  4. Sage: Sage can be prone to root rot in hydroponic systems if the water is not well-oxygenated or if the system does not allow for sufficient drainage.

Flowering Plants and Ornamentals

If you’re leaning towards beauty in your hydroponic venture, flowers such as carnations can be quite rewarding. They have an extended blooming time with controlled lighting schedules. Hydroponic flowers, in general, are an attractive option for growers looking to achieve longer blooming periods and potentially better flower quality.

Specialty Fruits and Berries

Growers with a passion for sweet rewards might opt for specialty fruits and berries like watermelon, melons, and grapes. These crops generally take more time and space to produce fruit, but growing them hydroponically can yield impressive, high-quality produce.

  • Watermelon and Melons: Require vigilant nutrient management and support structures for vines.
  • Grapes: Can be a long-term project needing careful pruning and trellising.

Scaling Up Your Hydroponic System

When you find success in growing plants hydroponically, you might consider expanding your setup.

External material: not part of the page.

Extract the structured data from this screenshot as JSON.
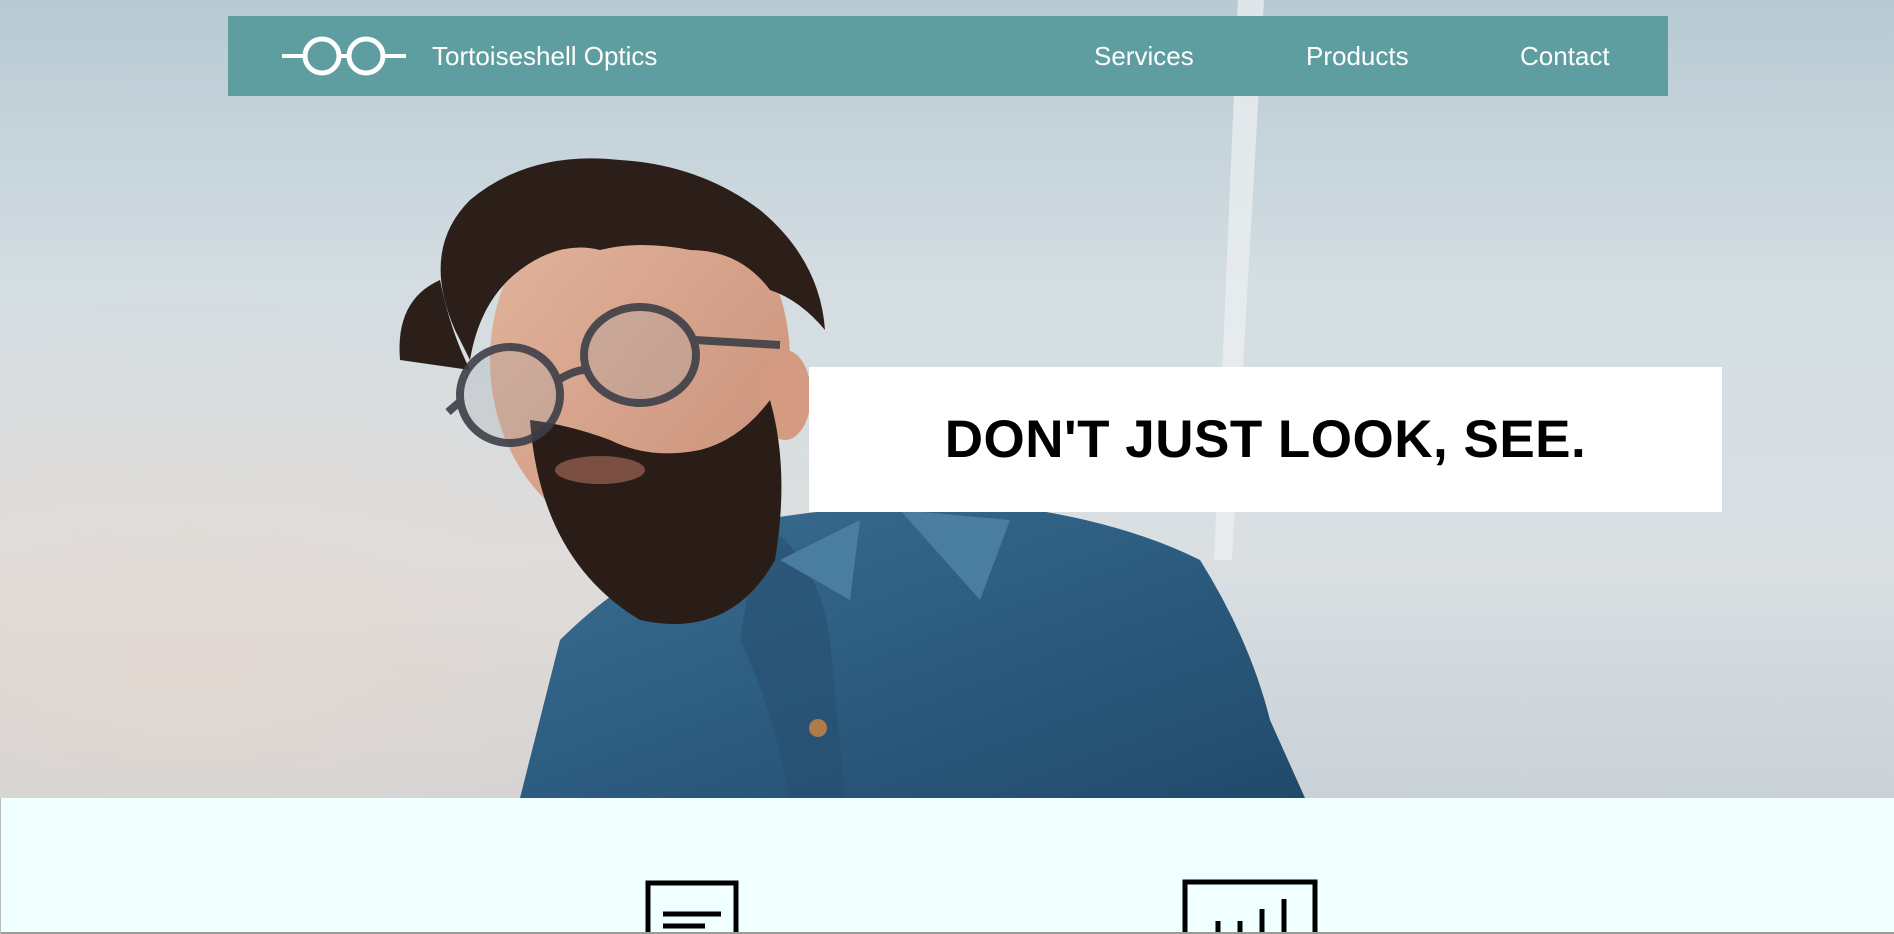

Let’s explore how you can transform a small-scale hobby into a commercial endeavor and maximize the yield and diversity of your crops.

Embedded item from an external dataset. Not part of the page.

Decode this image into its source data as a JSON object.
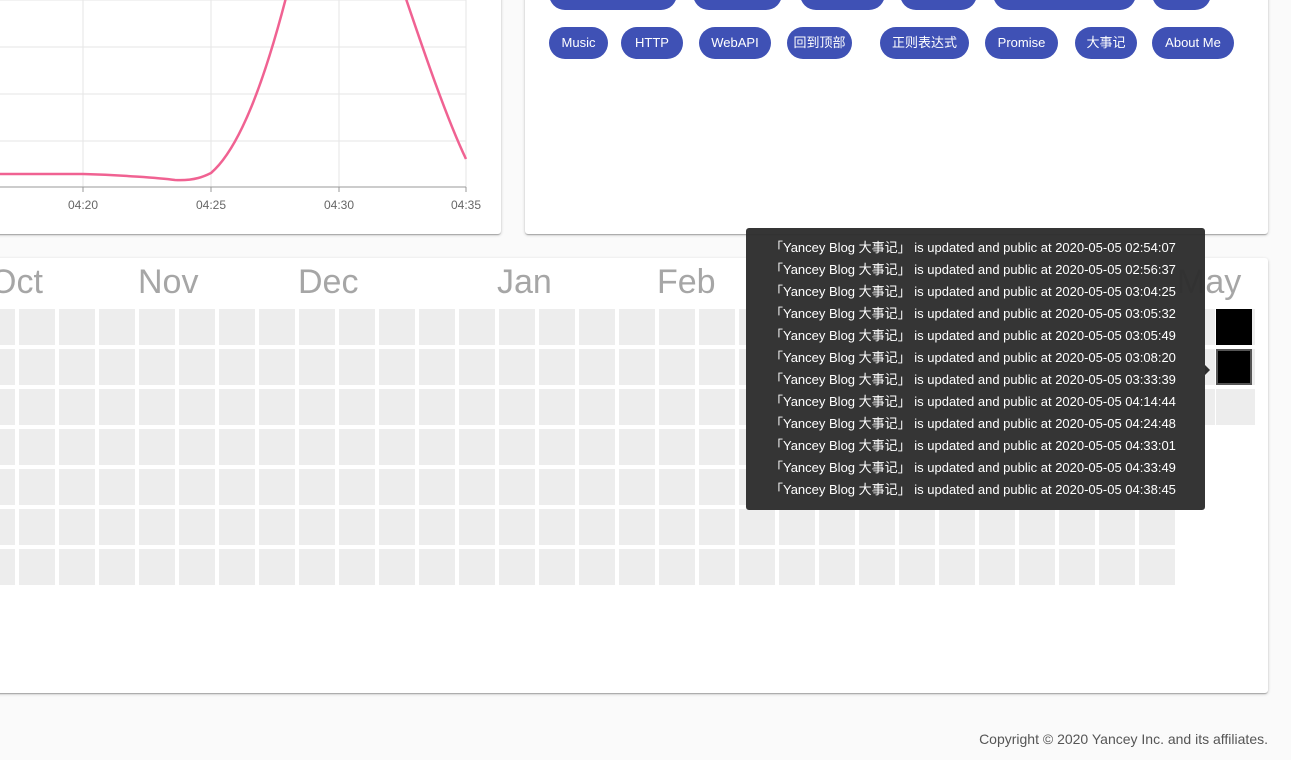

From Hobby to Commercial

Transforming your personal hydroponic garden into a commercial operation involves careful planning. As you upgrade, consider the space requirements of a greenhouse to accommodate a larger number of plants. You’ll also need to evaluate the financial aspects, from the cost of living plants to the necessary equipment for a commercial hydroponic farm. Scaling up means more than just growing; it means managing, marketing, and selling your produce. Finding the best plants for indoor hydroponics that are in high demand could give you a profitable edge.

  • Financial Planning: Break down the costs of expanding, including equipment, seeds, nutrients, and labor.
  • Space Planning: Consider the size of the greenhouse and the layout for maximum plant density.
  • Market Research: Identify which vegetables or herbs have the highest demand in your target market.
  • Regulatory Compliance: Ensure you meet all regulations and obtain any necessary certifications for commercial farming.

Maximizing Yield and Diversity

In the pursuit of higher yields, your focus should be on perfecting environmental conditions and choosing crops that flourish together. Vegetables are often a good choice for hydroponic farming due to their relatively easy vegetable growth patterns and compatibility with hydroponic systems. By diversifying the types of crops you grow, you can not only maximize space but also market appeal. Monitor and adjust nutrient solutions and lighting to ensure each of your greenhouse crops receives the care it needs for optimal growth.

  • Crop Selection:
    • Leafy greens – high turnover, easy to grow.
    • Tomatoes – popular, can be grown year-round.
    • Herbs – require less space, high value.
  • Environmental Control:
    • Nutrient levels – essential for plant health.
    • Lighting – critical for photosynthesis, especially in the absence of natural light.
  • Harvesting Strategy:
    • Sequential planting – for continuous yield.
    • Harvest cycles – tailored to each plant’s growth rate.

Scaling up your hydroponic system to meet commercial demands requires thorough planning and a willingness to adapt. By prioritizing crop selection and greenhouse management, you can successfully transition from hobby to commercial hydroponic farming.

Featured, Informational

Claudia Lewis
About the author

I’m Claudia, a hydroponic gardening enthusiast with years of experience in this exciting and rewarding hobby. Over the years, I’ve experimented with different hydroponic systems, nutrient solutions, and plant varieties. 

On this website, I share everything I know about growing plants without soil. You’ll find everything you need to know to start your own hydroponic garden, from choosing the right system to selecting the best plants and nutrients.